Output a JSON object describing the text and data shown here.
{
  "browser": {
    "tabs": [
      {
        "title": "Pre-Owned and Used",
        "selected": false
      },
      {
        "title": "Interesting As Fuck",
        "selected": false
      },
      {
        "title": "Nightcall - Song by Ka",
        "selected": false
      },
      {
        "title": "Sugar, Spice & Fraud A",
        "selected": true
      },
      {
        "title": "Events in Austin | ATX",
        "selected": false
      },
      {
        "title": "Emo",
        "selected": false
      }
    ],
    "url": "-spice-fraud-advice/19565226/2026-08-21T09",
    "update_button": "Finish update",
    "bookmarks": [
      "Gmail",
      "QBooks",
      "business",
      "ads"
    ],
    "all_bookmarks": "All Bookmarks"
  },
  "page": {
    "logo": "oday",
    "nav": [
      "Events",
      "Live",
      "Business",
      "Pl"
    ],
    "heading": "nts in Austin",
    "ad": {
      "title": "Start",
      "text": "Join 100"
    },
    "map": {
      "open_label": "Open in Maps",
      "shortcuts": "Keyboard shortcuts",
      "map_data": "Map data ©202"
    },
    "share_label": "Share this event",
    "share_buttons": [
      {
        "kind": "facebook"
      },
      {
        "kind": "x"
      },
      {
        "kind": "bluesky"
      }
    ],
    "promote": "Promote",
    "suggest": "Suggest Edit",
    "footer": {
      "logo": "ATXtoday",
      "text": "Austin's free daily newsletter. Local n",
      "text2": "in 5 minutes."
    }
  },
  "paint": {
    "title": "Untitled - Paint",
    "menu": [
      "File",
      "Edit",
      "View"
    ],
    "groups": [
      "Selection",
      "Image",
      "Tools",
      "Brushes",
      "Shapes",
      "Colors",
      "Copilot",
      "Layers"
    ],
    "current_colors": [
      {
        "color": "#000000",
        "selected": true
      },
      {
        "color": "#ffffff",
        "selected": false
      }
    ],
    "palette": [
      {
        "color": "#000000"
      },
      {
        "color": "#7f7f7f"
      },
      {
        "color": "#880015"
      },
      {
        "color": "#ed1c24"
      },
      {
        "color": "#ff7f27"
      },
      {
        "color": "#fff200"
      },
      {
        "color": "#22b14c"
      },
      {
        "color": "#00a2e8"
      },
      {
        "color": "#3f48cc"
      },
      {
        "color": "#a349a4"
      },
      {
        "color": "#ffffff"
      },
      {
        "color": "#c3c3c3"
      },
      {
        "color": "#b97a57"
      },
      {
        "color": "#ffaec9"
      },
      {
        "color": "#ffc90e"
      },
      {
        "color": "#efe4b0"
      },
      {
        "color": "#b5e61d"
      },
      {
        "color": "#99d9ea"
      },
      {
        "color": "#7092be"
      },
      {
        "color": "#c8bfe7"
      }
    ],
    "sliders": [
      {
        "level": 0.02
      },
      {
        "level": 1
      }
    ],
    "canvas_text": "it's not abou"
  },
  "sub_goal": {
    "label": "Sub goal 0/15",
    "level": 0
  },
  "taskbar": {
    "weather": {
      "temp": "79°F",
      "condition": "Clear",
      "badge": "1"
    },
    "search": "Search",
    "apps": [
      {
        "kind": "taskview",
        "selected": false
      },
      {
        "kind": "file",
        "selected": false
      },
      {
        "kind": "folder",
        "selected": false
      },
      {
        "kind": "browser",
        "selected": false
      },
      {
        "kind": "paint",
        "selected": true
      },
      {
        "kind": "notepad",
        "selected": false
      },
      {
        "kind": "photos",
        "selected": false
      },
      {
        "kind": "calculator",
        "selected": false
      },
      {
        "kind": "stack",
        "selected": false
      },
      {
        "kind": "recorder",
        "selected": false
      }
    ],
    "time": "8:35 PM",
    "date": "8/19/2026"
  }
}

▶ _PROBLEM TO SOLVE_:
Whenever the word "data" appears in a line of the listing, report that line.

▶ _REPLY TO THE TASK_:
Output a JSON object describing the text and data shown here.
      "map_data": "Map data ©202"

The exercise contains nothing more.